§ Task instructions
Return, from the lines below, each one that includes the word "Frankfurt".

[Opening Material for this exercise section]

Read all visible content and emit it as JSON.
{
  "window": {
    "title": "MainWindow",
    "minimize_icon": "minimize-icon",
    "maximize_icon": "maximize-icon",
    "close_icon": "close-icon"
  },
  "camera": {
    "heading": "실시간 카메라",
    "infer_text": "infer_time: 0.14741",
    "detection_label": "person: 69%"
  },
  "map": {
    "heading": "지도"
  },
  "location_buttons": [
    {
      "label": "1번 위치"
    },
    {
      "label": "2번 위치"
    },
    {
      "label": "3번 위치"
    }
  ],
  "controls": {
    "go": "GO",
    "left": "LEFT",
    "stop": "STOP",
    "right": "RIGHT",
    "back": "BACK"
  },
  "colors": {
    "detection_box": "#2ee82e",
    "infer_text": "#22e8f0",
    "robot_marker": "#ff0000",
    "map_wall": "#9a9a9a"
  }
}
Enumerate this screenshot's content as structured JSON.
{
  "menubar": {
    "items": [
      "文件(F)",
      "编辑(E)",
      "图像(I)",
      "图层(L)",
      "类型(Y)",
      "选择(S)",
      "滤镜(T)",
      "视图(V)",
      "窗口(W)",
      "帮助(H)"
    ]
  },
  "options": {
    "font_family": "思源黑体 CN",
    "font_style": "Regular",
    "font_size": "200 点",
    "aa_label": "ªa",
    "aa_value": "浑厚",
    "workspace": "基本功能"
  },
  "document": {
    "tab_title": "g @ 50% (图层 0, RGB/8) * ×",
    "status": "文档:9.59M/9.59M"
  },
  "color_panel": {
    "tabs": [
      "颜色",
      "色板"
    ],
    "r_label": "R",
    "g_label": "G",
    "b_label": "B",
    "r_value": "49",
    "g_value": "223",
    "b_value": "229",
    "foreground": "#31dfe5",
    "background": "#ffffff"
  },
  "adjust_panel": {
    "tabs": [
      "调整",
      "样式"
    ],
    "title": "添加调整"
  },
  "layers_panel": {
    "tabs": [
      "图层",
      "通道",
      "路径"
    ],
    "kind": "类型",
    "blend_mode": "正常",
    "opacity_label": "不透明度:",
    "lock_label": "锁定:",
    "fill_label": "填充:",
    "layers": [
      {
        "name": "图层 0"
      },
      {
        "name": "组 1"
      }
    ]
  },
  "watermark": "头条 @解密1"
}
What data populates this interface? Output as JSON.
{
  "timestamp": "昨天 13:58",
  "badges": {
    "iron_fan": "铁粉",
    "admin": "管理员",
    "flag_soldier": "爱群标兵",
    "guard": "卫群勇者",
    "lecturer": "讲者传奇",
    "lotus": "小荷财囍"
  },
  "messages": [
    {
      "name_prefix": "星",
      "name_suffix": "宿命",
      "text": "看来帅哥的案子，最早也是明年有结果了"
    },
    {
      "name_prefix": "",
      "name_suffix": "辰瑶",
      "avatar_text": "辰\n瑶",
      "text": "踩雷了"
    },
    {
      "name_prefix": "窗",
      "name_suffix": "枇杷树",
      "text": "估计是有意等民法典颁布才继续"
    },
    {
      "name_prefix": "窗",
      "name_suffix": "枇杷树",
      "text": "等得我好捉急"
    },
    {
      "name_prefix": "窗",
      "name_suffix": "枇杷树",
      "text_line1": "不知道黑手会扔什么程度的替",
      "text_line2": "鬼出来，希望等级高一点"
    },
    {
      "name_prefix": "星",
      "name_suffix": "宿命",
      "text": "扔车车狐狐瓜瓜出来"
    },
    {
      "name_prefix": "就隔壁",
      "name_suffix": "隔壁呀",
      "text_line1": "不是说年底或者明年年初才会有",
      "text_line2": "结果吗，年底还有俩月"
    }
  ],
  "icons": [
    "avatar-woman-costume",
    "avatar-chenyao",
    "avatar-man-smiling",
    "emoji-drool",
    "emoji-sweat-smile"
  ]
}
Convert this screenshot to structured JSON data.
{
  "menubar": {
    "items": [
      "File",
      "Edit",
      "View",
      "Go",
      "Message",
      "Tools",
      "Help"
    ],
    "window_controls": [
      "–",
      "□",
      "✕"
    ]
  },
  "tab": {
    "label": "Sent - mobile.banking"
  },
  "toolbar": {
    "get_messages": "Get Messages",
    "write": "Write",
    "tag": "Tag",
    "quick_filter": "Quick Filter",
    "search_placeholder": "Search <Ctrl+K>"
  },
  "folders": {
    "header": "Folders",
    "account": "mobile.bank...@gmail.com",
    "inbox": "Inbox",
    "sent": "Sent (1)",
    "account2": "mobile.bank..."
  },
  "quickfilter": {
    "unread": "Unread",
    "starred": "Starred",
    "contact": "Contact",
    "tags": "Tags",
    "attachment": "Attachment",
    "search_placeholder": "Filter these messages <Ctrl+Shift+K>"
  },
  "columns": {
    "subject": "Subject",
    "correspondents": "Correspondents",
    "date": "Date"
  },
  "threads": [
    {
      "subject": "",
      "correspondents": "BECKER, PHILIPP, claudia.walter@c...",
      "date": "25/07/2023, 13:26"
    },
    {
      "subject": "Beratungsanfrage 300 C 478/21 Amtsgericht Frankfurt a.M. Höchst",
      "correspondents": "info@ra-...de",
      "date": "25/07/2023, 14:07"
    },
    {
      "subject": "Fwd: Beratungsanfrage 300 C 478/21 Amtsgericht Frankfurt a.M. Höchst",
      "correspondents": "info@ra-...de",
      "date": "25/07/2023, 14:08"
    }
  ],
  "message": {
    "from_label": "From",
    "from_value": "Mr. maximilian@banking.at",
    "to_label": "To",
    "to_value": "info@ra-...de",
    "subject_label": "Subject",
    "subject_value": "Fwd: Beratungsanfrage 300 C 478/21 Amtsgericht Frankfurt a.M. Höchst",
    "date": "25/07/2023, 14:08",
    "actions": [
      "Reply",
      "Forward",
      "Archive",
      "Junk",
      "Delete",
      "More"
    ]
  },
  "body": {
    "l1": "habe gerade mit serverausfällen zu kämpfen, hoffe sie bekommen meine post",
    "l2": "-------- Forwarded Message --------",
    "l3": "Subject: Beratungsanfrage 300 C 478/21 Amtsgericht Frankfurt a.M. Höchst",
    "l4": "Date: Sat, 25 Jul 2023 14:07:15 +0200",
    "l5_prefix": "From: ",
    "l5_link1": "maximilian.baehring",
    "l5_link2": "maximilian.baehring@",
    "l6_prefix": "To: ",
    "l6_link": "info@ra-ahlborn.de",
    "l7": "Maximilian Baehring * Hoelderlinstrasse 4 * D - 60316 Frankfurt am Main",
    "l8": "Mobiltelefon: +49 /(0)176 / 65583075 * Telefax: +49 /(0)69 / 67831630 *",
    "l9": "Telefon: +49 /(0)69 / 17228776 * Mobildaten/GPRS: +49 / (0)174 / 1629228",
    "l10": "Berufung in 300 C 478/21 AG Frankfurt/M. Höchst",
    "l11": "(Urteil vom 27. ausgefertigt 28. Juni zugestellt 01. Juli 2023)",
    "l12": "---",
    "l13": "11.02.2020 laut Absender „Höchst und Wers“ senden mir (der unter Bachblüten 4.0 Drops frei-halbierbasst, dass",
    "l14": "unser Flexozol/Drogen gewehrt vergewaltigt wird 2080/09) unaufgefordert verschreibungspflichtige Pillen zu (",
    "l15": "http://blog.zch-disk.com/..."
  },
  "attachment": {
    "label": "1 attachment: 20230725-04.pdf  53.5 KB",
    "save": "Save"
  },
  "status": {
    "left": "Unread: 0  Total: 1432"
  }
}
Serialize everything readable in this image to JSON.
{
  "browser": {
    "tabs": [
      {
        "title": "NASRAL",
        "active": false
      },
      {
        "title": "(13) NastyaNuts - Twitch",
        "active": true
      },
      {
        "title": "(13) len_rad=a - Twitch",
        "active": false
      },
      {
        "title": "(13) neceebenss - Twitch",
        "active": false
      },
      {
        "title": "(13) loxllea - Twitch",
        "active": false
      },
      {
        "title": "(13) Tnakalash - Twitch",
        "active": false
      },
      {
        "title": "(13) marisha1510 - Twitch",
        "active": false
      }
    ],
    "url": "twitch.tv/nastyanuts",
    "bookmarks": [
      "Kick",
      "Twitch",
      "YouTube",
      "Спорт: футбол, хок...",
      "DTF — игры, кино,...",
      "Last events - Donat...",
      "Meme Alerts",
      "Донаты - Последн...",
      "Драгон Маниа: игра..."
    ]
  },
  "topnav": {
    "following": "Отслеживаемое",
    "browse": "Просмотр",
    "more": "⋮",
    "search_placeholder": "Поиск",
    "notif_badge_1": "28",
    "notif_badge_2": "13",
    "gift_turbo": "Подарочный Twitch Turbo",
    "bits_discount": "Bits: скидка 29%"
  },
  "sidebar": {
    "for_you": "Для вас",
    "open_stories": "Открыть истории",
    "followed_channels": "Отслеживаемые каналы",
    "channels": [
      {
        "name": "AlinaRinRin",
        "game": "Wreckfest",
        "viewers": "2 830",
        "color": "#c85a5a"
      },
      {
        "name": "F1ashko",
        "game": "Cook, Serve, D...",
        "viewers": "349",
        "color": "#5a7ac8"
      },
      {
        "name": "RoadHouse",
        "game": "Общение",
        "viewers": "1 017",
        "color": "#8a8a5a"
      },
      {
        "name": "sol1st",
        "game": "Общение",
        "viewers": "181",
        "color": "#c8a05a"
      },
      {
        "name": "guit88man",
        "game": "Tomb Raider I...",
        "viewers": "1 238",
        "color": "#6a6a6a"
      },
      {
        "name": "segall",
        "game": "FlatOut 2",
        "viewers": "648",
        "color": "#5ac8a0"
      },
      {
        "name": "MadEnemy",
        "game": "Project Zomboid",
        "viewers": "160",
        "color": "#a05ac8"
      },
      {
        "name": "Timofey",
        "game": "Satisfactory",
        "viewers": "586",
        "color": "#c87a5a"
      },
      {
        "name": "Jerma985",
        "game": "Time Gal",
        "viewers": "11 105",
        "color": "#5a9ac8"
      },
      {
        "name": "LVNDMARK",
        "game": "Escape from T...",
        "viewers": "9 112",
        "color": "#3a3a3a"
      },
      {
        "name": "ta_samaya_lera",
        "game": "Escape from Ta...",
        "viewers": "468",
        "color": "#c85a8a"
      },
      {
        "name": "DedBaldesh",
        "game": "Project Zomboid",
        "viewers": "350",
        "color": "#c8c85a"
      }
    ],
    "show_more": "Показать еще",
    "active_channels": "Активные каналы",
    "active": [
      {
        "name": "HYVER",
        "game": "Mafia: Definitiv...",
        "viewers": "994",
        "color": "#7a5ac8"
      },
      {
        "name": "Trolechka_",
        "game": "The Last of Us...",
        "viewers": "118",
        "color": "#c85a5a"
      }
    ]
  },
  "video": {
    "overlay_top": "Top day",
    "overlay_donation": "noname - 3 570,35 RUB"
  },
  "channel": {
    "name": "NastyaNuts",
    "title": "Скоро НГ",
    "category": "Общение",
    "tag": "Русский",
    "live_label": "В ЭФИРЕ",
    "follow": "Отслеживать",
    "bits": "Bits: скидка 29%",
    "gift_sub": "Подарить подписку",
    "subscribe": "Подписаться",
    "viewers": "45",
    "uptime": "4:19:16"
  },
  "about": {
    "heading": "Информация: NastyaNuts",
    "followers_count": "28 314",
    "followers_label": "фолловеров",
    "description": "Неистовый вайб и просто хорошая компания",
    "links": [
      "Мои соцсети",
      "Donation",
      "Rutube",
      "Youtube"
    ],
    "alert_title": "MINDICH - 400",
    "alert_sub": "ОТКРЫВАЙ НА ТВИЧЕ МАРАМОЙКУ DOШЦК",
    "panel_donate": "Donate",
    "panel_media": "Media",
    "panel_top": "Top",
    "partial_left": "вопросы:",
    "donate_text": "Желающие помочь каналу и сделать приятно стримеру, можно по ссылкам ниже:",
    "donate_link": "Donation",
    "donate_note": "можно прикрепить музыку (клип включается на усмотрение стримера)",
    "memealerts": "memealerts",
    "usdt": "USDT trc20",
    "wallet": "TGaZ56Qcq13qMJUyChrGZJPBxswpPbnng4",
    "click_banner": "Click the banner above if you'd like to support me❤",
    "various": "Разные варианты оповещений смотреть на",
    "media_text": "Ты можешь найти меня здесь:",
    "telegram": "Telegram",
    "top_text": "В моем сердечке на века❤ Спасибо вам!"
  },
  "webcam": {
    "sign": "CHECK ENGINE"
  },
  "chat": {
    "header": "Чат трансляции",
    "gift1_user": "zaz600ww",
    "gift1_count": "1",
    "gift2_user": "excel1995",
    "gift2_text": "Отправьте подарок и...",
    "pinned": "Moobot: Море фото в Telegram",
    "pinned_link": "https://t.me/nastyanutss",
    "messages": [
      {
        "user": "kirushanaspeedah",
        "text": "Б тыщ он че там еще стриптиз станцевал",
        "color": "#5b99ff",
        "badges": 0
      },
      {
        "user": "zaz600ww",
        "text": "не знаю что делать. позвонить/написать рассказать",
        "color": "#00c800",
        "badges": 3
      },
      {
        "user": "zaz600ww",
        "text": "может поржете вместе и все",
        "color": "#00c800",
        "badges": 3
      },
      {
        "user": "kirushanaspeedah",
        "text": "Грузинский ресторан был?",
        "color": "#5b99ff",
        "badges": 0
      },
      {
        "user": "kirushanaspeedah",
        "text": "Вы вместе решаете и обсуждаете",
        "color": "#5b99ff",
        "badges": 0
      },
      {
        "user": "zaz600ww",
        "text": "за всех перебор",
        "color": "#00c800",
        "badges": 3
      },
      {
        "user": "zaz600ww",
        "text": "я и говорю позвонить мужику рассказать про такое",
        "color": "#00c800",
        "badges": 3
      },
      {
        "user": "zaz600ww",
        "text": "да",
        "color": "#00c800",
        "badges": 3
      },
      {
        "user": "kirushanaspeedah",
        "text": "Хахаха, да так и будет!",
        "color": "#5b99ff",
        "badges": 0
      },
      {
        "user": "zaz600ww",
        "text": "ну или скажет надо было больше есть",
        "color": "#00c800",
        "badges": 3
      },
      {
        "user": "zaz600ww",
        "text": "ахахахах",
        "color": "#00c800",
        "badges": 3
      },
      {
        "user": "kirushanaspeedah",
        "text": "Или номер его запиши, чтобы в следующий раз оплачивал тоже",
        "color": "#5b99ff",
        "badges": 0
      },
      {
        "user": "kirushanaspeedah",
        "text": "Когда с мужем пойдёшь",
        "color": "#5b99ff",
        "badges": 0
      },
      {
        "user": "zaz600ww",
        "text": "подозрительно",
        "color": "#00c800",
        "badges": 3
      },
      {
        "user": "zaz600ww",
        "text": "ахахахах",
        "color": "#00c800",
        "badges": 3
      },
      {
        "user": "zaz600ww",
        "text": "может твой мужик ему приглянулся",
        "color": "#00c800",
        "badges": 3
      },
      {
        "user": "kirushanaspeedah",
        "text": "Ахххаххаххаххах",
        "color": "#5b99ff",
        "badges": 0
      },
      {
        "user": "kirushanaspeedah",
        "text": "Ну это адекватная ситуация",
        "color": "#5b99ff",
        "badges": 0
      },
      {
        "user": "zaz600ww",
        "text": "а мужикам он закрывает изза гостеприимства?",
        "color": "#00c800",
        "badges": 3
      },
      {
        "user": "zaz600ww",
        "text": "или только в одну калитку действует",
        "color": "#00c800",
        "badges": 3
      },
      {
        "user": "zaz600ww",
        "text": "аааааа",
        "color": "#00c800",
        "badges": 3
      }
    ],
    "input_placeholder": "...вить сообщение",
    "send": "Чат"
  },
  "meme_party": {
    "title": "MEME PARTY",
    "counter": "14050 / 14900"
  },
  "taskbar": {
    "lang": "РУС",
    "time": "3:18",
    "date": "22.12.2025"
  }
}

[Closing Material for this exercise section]

§ Task response
      "subject": "Beratungsanfrage 300 C 478/21 Amtsgericht Frankfurt a.M. Höchst",
      "subject": "Fwd: Beratungsanfrage 300 C 478/21 Amtsgericht Frankfurt a.M. Höchst",
    "subject_value": "Fwd: Beratungsanfrage 300 C 478/21 Amtsgericht Frankfurt a.M. Höchst",
    "l3": "Subject: Beratungsanfrage 300 C 478/21 Amtsgericht Frankfurt a.M. Höchst",
    "l7": "Maximilian Baehring * Hoelderlinstrasse 4 * D - 60316 Frankfurt am Main",
    "l10": "Berufung in 300 C 478/21 AG Frankfurt/M. Höchst",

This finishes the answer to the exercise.